EXERCISE DESCRIPTION:
Every line holding "image" should be copied from the records below.

INPUT FOR THIS TASK:

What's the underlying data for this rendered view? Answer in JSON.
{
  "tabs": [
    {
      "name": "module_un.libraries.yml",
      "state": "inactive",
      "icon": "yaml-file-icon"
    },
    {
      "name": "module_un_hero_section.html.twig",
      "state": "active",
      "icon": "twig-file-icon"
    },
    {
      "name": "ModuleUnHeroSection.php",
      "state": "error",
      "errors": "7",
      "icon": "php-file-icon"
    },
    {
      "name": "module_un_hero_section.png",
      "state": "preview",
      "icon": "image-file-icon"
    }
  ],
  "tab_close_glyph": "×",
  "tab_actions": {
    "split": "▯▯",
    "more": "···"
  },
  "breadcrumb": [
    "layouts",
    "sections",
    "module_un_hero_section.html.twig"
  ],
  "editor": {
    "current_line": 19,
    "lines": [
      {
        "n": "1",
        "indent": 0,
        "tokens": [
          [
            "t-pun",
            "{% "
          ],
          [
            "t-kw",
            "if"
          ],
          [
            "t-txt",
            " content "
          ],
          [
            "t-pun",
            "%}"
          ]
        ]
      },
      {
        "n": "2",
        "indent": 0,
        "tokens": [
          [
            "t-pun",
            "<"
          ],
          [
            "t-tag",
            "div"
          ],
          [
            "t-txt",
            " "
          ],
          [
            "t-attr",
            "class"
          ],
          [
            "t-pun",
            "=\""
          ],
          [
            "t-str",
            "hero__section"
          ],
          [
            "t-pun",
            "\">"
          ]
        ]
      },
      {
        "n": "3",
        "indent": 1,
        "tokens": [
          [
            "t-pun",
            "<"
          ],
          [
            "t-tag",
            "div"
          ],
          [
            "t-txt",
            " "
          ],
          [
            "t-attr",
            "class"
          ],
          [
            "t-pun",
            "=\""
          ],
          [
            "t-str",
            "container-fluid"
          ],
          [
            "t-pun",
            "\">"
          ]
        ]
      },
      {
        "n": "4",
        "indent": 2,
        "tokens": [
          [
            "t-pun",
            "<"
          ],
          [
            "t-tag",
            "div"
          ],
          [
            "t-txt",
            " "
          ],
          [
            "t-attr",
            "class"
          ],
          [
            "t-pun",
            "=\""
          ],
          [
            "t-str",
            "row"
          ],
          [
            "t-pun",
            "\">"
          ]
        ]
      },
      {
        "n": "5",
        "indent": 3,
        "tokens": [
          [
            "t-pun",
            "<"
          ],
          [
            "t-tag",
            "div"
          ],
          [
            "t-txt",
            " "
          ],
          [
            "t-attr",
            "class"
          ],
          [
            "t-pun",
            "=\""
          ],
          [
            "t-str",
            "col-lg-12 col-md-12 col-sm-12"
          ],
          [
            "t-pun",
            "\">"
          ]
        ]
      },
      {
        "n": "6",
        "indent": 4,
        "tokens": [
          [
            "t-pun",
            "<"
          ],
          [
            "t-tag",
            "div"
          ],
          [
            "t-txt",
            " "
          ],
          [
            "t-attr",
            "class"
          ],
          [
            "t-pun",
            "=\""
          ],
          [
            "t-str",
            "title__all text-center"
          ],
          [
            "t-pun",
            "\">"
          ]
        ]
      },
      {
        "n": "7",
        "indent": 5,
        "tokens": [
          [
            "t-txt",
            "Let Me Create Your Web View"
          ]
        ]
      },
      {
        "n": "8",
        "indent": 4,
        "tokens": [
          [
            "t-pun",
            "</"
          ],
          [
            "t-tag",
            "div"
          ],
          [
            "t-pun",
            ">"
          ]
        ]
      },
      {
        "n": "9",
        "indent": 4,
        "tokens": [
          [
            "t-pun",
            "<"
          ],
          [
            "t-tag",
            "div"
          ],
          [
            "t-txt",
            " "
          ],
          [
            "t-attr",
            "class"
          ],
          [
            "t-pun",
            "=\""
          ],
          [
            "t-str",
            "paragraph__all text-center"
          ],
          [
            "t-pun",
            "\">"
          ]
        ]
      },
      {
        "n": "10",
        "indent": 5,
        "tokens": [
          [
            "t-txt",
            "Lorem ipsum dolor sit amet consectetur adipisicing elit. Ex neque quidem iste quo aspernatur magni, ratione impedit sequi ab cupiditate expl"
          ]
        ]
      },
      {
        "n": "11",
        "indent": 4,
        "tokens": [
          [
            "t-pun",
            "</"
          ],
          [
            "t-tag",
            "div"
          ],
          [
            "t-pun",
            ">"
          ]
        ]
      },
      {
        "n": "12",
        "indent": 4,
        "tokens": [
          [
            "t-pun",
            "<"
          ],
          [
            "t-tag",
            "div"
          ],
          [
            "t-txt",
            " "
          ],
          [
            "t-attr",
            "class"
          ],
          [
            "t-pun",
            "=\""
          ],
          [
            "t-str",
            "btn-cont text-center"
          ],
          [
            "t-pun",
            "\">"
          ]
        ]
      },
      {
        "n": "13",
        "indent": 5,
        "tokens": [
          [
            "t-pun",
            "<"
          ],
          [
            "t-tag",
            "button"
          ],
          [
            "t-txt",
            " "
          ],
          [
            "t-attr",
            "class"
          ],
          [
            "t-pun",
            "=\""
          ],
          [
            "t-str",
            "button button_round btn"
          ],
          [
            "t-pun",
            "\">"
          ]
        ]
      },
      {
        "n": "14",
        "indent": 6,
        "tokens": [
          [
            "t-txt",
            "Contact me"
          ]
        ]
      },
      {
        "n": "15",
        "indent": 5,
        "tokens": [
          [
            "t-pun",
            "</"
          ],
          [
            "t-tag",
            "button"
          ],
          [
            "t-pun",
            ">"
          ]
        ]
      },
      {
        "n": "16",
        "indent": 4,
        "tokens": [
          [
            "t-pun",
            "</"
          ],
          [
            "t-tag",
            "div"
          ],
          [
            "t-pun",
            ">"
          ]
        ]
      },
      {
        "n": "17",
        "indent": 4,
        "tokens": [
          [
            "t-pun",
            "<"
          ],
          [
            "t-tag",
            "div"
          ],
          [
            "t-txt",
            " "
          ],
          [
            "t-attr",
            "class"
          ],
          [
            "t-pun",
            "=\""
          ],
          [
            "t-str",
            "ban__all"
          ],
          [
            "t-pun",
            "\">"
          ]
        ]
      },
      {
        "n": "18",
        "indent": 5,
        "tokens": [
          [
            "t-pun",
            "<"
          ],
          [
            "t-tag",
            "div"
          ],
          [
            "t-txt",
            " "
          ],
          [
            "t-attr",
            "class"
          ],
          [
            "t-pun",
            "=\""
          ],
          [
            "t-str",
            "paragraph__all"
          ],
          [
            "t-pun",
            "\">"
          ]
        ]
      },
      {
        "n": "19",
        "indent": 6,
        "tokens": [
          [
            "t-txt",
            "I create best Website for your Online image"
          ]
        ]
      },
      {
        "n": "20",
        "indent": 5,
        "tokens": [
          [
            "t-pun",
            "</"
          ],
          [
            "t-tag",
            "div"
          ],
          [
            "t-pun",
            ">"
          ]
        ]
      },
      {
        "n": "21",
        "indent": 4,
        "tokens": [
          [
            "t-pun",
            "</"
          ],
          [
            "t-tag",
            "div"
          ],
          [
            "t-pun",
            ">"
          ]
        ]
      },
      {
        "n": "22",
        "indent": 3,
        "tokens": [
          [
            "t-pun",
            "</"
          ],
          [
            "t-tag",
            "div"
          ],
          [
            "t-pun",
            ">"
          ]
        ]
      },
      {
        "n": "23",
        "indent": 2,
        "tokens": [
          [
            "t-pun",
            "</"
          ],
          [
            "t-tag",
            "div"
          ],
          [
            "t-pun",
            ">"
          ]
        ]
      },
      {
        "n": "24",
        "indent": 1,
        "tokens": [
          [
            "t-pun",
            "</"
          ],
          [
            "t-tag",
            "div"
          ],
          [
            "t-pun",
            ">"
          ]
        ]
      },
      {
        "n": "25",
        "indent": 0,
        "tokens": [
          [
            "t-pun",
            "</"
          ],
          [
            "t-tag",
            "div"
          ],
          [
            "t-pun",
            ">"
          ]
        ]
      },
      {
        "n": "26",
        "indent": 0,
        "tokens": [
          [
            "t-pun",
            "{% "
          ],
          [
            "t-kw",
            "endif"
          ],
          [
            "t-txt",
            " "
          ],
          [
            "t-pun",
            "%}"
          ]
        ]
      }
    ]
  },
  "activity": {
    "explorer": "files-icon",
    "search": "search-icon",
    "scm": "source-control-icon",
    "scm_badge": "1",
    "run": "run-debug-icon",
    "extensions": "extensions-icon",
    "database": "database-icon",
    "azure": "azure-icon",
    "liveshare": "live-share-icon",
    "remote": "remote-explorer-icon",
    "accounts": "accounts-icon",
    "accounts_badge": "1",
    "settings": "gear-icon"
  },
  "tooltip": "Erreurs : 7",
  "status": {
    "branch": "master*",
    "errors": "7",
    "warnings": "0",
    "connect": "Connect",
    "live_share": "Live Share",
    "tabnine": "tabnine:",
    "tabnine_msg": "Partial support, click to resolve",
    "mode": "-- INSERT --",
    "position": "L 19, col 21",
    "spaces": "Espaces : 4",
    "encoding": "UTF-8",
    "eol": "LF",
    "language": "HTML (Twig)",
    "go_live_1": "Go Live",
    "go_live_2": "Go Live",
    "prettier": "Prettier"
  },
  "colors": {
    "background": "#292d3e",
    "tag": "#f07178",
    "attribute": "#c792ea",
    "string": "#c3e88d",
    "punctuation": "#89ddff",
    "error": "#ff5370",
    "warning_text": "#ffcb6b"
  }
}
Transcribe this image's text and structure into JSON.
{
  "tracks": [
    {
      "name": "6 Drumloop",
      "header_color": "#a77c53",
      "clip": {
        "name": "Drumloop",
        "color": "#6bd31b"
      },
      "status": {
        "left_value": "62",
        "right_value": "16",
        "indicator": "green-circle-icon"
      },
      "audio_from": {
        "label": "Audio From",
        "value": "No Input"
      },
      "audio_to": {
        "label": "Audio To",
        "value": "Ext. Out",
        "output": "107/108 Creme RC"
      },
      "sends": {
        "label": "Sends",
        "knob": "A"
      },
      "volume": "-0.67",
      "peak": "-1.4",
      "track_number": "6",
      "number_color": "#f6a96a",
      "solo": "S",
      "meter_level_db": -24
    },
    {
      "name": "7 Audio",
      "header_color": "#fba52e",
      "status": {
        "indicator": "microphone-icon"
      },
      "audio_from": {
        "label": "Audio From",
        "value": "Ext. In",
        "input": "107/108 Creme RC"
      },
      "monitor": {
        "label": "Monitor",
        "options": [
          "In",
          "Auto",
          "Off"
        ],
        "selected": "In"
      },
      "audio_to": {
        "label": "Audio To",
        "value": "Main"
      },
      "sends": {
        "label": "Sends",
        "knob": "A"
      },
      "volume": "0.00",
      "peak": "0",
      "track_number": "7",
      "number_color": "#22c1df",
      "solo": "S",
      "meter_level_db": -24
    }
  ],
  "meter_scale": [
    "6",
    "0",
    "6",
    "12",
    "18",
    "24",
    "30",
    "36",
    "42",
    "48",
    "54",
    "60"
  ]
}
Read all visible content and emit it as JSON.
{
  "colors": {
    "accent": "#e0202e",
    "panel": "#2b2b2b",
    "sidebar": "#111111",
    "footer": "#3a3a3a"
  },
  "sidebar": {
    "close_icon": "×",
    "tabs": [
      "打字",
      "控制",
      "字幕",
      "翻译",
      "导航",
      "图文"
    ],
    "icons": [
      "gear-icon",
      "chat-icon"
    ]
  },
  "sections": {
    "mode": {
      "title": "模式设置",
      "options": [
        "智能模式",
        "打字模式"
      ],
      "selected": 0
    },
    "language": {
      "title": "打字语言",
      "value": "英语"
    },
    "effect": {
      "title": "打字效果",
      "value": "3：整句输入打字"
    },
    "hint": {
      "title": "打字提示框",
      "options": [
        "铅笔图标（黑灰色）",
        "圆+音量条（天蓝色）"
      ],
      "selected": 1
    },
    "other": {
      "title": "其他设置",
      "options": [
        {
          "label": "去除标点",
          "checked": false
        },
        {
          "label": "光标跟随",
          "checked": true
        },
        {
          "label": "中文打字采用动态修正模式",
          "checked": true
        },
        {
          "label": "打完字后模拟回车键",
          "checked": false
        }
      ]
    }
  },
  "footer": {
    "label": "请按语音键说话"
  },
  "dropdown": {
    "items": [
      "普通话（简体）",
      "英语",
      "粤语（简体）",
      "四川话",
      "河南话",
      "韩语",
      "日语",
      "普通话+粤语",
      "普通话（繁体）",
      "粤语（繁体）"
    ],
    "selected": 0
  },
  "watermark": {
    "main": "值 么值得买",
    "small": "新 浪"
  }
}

SOLUTION TO THE EXERCISE:
      "icon": "image-file-icon"
            "I create best Website for your Online image"
Transcribe this image's text and structure into JSON.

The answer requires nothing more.